“I said that on Jan. 1, if I didn’t have a basketball job, I’d have to get a job in the Pacific Northwest because I would have no money left to support myself,” Olinger says.
On Dec. 30, just two days before his self-imposed deadline, Olinger finally got the call he had been waiting for: The Coventry Crusaders wanted him on their team. Shortly thereafter, Olinger was on a plane to England.
Today, Olinger continues to integrate his passion for basketball into his professional life, working as a social media specialist for Nike Basketball.
Though his path has taken many twists and turns, Olinger says his success is rooted in the skills he acquired as a Willamette student-athlete.
“At Willamette, I learned how to juggle many problems, I learned teamwork, I learned how to relate to people,” Olinger says.
“The benefits of my experiences as a student-athlete can’t even be quantified, because they are so interwoven into my story.”
Pursuing his Passion for Basketball
When Olinger graduated from South Salem High School, he knew he wanted to continue playing basketball — the question was, where?
He first tried the Division I route at Portland State University, where he red-shirted for a year before the coach that recruited him resigned. Olinger then transferred to Clackamas Community College, where he endured an injury-plagued season.
At this point, Olinger found himself looking at Willamette University.
“Throughout my time at other schools, Coach James (Willamette’s men’s basketball coach at the time) and I stayed in touch, and he said that if I wanted to come to Willamette he would still welcome me with open arms,” Olinger says.
“I realized that this was a great opportunity to play basketball and get a really good education out of it, and it ended up as a phenomenal experience.”
With the help of his professors, teammates and coaches, Olinger says he learned how to balance a challenging course load with a rigorous basketball season.
“It was a learning process for me, because I came from a large public university and then secondly a junior college,” says Olinger, an economics major. “At Willamette, I got to take classes with only 15-20 people in them. … Not only did I get to play basketball, I formed personal relationships and really got to know my classmates and professors on a deeper level.”
Attending Willamette also allowed Olinger to pursue his MBA at Atkinson Graduate School of Management, while completing his last year of basketball eligibility.
“I thought I was busy while I was an undergraduate, but playing and doing Atkinson at the same time was on a whole different level,” Olinger recalls. “The experience pushed me to maintain quality work and perform on the court at the same time.”
During his three years as a Bearcat, Olinger led his team to two Northwest Conference second-place finishes, and he received first team all-conference honors his senior year.
An assistant coach at the time, Kip Ioane remembers Olinger for his talent and exceptional dedication to the team, but even more so for his unmatched commitment to character.
“Johnny O. didn’t just talk the talk about being a quality person and making quality choices off the floor, he walked the walk,” Ioane says. “He is the perfect example of the type of man I want my guys to strive to become.”
A Life of Service
In keeping with Willamette’s motto — “Not unto ourselves alone are we born” — wherever Olinger goes, he aims to serve others.
Since graduating from Atkinson in 2007, Olinger has volunteered at Union Gospel Mission as its learning center coordinator, traveled the world with Athletes in Action, served as the assistant director of the nonprofit Crusader Foundation while playing professionally in England and launched the Mid-Valley 211 helpline for the United Way of the Mid-Willamette Valley.
At this year’s team retreat, Ioane — now the head men’s basketball coach — asked Olinger to speak as a role model to his players.
“Everything that made him the player he was makes him the professional he is now,” Ioane says. “He’s a leader, a great communicator with different types of people and a guy who won’t stop working until the job is not only done, but done to its absolute potential of greatness.”
Today, Olinger monitors and analyzes shoe and product comments for Nike Basketball via Twitter.
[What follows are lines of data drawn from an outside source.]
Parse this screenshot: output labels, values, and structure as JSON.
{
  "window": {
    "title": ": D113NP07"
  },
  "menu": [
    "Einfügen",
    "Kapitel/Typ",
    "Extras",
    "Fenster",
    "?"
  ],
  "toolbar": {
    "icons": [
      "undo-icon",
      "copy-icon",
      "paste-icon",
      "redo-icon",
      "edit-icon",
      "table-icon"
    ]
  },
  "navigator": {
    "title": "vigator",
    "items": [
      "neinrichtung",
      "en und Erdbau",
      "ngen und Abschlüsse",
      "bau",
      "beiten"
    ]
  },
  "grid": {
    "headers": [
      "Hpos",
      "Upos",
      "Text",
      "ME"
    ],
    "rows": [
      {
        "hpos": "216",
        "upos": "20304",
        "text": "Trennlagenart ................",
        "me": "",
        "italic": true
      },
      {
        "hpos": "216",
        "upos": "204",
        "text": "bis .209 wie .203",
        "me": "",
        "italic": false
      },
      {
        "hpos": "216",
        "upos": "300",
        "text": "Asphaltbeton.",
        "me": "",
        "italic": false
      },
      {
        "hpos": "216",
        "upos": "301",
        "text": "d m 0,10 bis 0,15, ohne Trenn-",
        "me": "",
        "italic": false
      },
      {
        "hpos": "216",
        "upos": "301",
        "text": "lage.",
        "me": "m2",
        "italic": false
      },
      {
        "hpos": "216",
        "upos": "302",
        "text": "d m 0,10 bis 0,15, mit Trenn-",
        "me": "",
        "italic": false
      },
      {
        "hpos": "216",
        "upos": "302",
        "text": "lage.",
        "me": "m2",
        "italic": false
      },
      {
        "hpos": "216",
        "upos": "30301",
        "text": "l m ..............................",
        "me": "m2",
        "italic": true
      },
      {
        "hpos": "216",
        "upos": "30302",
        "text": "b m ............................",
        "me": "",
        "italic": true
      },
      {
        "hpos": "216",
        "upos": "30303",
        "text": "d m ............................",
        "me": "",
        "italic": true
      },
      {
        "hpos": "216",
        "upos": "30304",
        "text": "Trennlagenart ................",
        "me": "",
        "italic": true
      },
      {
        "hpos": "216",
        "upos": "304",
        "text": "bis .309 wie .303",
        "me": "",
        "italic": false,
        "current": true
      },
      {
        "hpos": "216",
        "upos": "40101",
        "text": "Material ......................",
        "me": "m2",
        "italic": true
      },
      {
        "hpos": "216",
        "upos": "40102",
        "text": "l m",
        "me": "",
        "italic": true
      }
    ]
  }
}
Additionally, as the basketball lead in Global Consumer Services, he ensures that all the groups are aligned by gathering information from Nike’s Basketball category and sharing that information across his department.
At Nike, Olinger strives to use his passion for basketball to touch the lives of others.
“Without being a student-athlete at Willamette, I wouldn’t have had the opportunity for this role that I’m in, and I wouldn’t have had the opportunity to be at this company,” he says.
“I want somebody else to have sports impact their life the way they impacted mine, because if I hadn’t had that, I wouldn’t be where I am today.”
• Story by Katie Huber ’13, politics major